Jane Friedman reported to CNN that she found her name on books being sold online, only they weren’t her words, but vague expressions of her style that seemed to be AI generated. James Patterson and Margaret Atwood are two of tens-of-thousands of authors who have signed an open letter calling on industry leaders like Microsoft and OpenAI to obtain consent before using authors’ work to train AI, and to be properly compensating authors when they do.
Another peer of mine, Reilee Handlin, attended Butte-Glenn Community College District, in Oroville, California, in Spring of 2023. She said that in her Political Science of the United States Government course taught by Nathan Steffan, they were warned not to use ChatGPT. Steffan informed students that there was software in place to detect AI-generated work, and that the consequences of plagiarism were not worth it.

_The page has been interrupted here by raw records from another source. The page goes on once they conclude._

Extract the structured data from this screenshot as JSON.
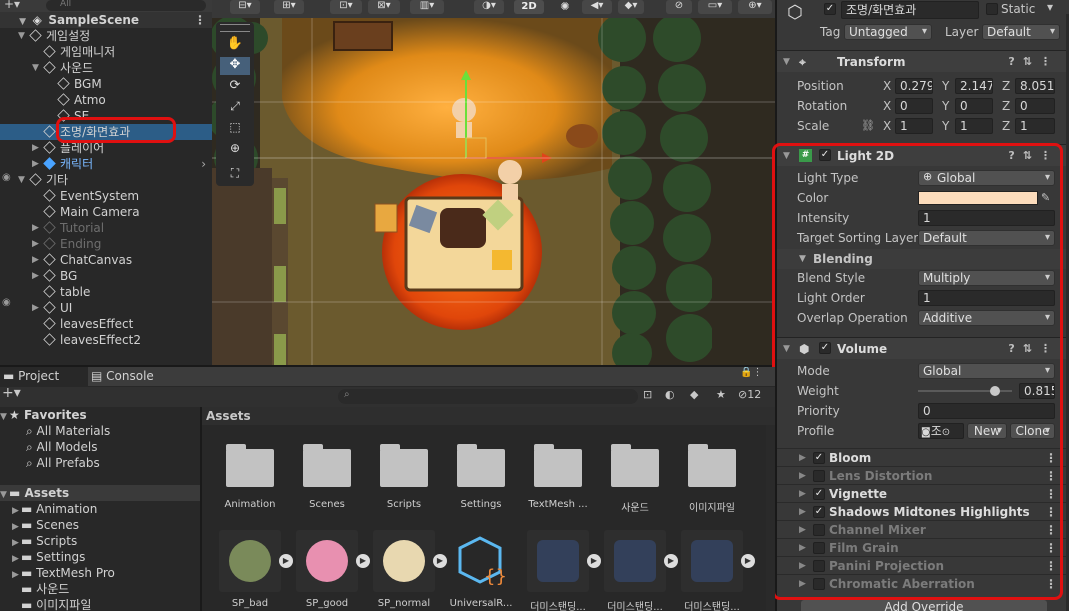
{
  "hierarchy": {
    "search_placeholder": "All",
    "scene_name": "SampleScene",
    "items": [
      {
        "label": "게임설정",
        "indent": 1,
        "state": "open",
        "dim": false
      },
      {
        "label": "게임매니저",
        "indent": 2,
        "state": "none",
        "dim": false
      },
      {
        "label": "사운드",
        "indent": 2,
        "state": "open",
        "dim": false
      },
      {
        "label": "BGM",
        "indent": 3,
        "state": "none",
        "dim": false
      },
      {
        "label": "Atmo",
        "indent": 3,
        "state": "none",
        "dim": false
      },
      {
        "label": "SE",
        "indent": 3,
        "state": "none",
        "dim": false
      },
      {
        "label": "조명/화면효과",
        "indent": 2,
        "state": "none",
        "dim": false,
        "selected": true
      },
      {
        "label": "플레이어",
        "indent": 2,
        "state": "closed",
        "dim": false
      },
      {
        "label": "캐릭터",
        "indent": 2,
        "state": "closed",
        "dim": false,
        "blue": true
      },
      {
        "label": "기타",
        "indent": 1,
        "state": "open",
        "dim": false
      },
      {
        "label": "EventSystem",
        "indent": 2,
        "state": "none",
        "dim": false
      },
      {
        "label": "Main Camera",
        "indent": 2,
        "state": "none",
        "dim": false
      },
      {
        "label": "Tutorial",
        "indent": 2,
        "state": "closed",
        "dim": true
      },
      {
        "label": "Ending",
        "indent": 2,
        "state": "closed",
        "dim": true
      },
      {
        "label": "ChatCanvas",
        "indent": 2,
        "state": "closed",
        "dim": false
      },
      {
        "label": "BG",
        "indent": 2,
        "state": "closed",
        "dim": false
      },
      {
        "label": "table",
        "indent": 2,
        "state": "none",
        "dim": false
      },
      {
        "label": "UI",
        "indent": 2,
        "state": "closed",
        "dim": false
      },
      {
        "label": "leavesEffect",
        "indent": 2,
        "state": "none",
        "dim": false
      },
      {
        "label": "leavesEffect2",
        "indent": 2,
        "state": "none",
        "dim": false
      }
    ]
  },
  "scene_toolbar": {
    "mode_2d": "2D"
  },
  "inspector": {
    "object_name": "조명/화면효과",
    "static_label": "Static",
    "tag_label": "Tag",
    "tag_value": "Untagged",
    "layer_label": "Layer",
    "layer_value": "Default",
    "transform": {
      "title": "Transform",
      "position_label": "Position",
      "rotation_label": "Rotation",
      "scale_label": "Scale",
      "x": "X",
      "y": "Y",
      "z": "Z",
      "position": [
        "0.2793",
        "2.1477",
        "8.0513"
      ],
      "rotation": [
        "0",
        "0",
        "0"
      ],
      "scale": [
        "1",
        "1",
        "1"
      ]
    },
    "light2d": {
      "title": "Light 2D",
      "light_type_label": "Light Type",
      "light_type_value": "Global",
      "color_label": "Color",
      "color_value": "#fcdcbc",
      "intensity_label": "Intensity",
      "intensity_value": "1",
      "sorting_label": "Target Sorting Layers",
      "sorting_value": "Default",
      "blending_label": "Blending",
      "blend_style_label": "Blend Style",
      "blend_style_value": "Multiply",
      "light_order_label": "Light Order",
      "light_order_value": "1",
      "overlap_label": "Overlap Operation",
      "overlap_value": "Additive"
    },
    "volume": {
      "title": "Volume",
      "mode_label": "Mode",
      "mode_value": "Global",
      "weight_label": "Weight",
      "weight_value": "0.815",
      "weight_fraction": 0.815,
      "priority_label": "Priority",
      "priority_value": "0",
      "profile_label": "Profile",
      "profile_value": "조",
      "new_button": "New",
      "clone_button": "Clone"
    },
    "overrides": [
      {
        "name": "Bloom",
        "enabled": true,
        "checked": true
      },
      {
        "name": "Lens Distortion",
        "enabled": false,
        "checked": false
      },
      {
        "name": "Vignette",
        "enabled": true,
        "checked": true
      },
      {
        "name": "Shadows Midtones Highlights",
        "enabled": true,
        "checked": true
      },
      {
        "name": "Channel Mixer",
        "enabled": false,
        "checked": false
      },
      {
        "name": "Film Grain",
        "enabled": false,
        "checked": false
      },
      {
        "name": "Panini Projection",
        "enabled": false,
        "checked": false
      },
      {
        "name": "Chromatic Aberration",
        "enabled": false,
        "checked": false
      }
    ],
    "add_override_button": "Add Override"
  },
  "project": {
    "tab_project": "Project",
    "tab_console": "Console",
    "hidden_count": "12",
    "favorites_label": "Favorites",
    "favorites": [
      "All Materials",
      "All Models",
      "All Prefabs"
    ],
    "assets_label": "Assets",
    "asset_folders": [
      "Animation",
      "Scenes",
      "Scripts",
      "Settings",
      "TextMesh Pro",
      "사운드",
      "이미지파일"
    ],
    "grid_header": "Assets",
    "grid_folders": [
      "Animation",
      "Scenes",
      "Scripts",
      "Settings",
      "TextMesh ...",
      "사운드",
      "이미지파일"
    ],
    "grid_items": [
      "SP_bad",
      "SP_good",
      "SP_normal",
      "UniversalR...",
      "더미스탠딩...",
      "더미스탠딩...",
      "더미스탠딩..."
    ]
  },
  "colors": {
    "selection": "#2c5d87",
    "highlight_red": "#e01010",
    "accent_blue": "#4aa3ff"
  }
}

Recent graduates of San Diego State University (whom I know well) report widespread use of ChatGPT for multiple purposes, even though using the technology at all, even just to generate notes or create an outline for a paper, is considered academically dishonest. “Now there’s a new program the teachers have integrated into campus. Along with checking for plagiarism, it checks to see if the writing is AI-generated or not. Although this isn’t a 100% proof way of detecting AI base writing, it sure helps teachers,” one recent Business major said. However, nowadays, there are also sites like GPTZero, where students can put their work in to see if it’ll come out saying that it’s AI-generated or not, to help remain undetected.
I asked recent graduates about the credibility of their degrees and reputation of institutions in the face of growing AI learning assistance, and hindrance, tools. “There’s definitely a way to use AI like ChatGPT to help students, and there’s ways that it definitely hinders learning. I hope there’s a way to find that balance,” the same Business grad said. Apparently, there’s been a lot of talk that professionals in the future aren’t going to be as well educated as they are now because of tech like ChatGPT. There is a line between having a website create a bullet point list about a topic, and having a website write an entire paper that a student simply throws their name onto and turns in for a grade.

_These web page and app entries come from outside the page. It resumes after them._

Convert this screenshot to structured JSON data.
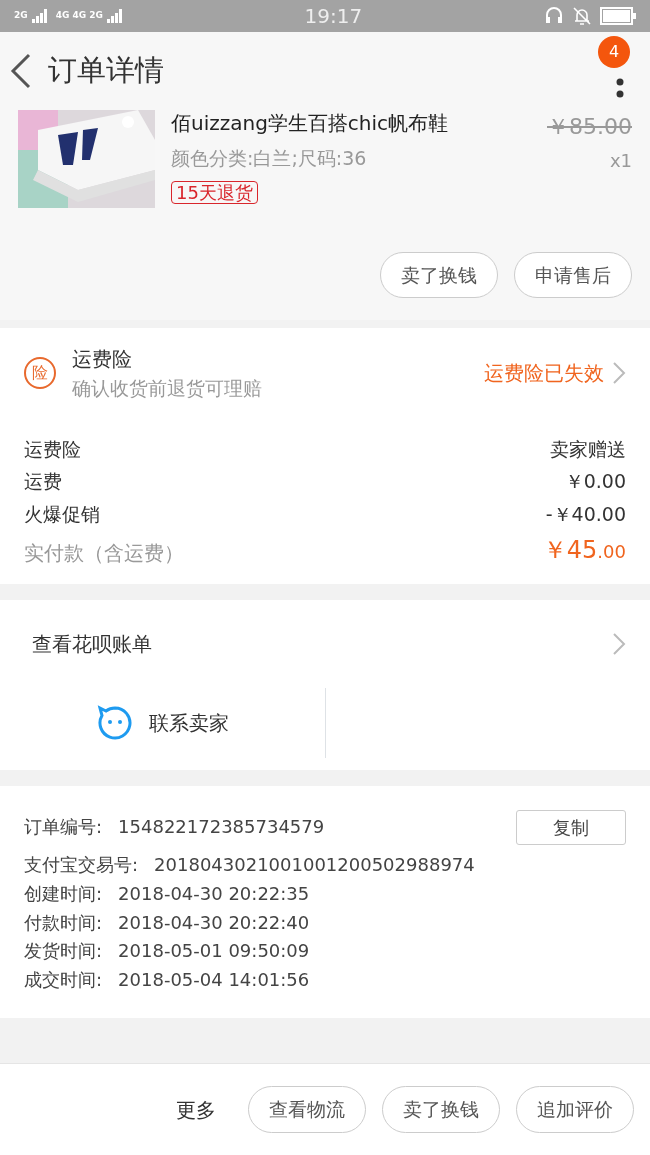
{
  "status_bar": {
    "time": "19:17",
    "signal_1": "2G",
    "signal_2": "4G 4G 2G"
  },
  "header": {
    "title": "订单详情",
    "badge": "4"
  },
  "product": {
    "title": "佰uizzang学生百搭chic帆布鞋",
    "spec": "颜色分类:白兰;尺码:36",
    "tag": "15天退货",
    "price": "￥85.00",
    "quantity": "x1",
    "buttons": [
      "卖了换钱",
      "申请售后"
    ]
  },
  "insurance": {
    "icon_text": "险",
    "title": "运费险",
    "subtitle": "确认收货前退货可理赔",
    "status": "运费险已失效"
  },
  "fees": [
    {
      "label": "运费险",
      "value": "卖家赠送",
      "kind": "plain"
    },
    {
      "label": "运费",
      "value": "￥0.00",
      "kind": "plain"
    },
    {
      "label": "火爆促销",
      "value": "-￥40.00",
      "kind": "plain"
    },
    {
      "label": "实付款（含运费）",
      "value": "￥45",
      "cents": ".00",
      "kind": "total"
    }
  ],
  "huabei": {
    "label": "查看花呗账单"
  },
  "contact": {
    "label": "联系卖家"
  },
  "order_info": {
    "copy_button": "复制",
    "rows": [
      {
        "label": "订单编号:",
        "value": "154822172385734579"
      },
      {
        "label": "支付宝交易号:",
        "value": "2018043021001001200502988974"
      },
      {
        "label": "创建时间:",
        "value": "2018-04-30 20:22:35"
      },
      {
        "label": "付款时间:",
        "value": "2018-04-30 20:22:40"
      },
      {
        "label": "发货时间:",
        "value": "2018-05-01 09:50:09"
      },
      {
        "label": "成交时间:",
        "value": "2018-05-04 14:01:56"
      }
    ]
  },
  "bottom_bar": {
    "more": "更多",
    "buttons": [
      "查看物流",
      "卖了换钱",
      "追加评价"
    ]
  }
}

Certain high schools and colleges have AI detection software to try and detect AI generated work. However, the technology is not 100% accurate and there is room for interpretation and judgment. Educators now are not only having to worry about students copy-pasting a paragraph into an otherwise original essay, but about entire essays being written in seconds by AI. It also raises questions about the future of writing and writers. If the biggest names aren’t protected from the AI revolution, what protections do smaller agencies have, and writers? What does the future of writing look like, of news reporting, of corporate processes, if everything is AI integrated? How can writers protect the integrity of their work and their profession while also supporting technological advancements within society? There is truly no end to the questions …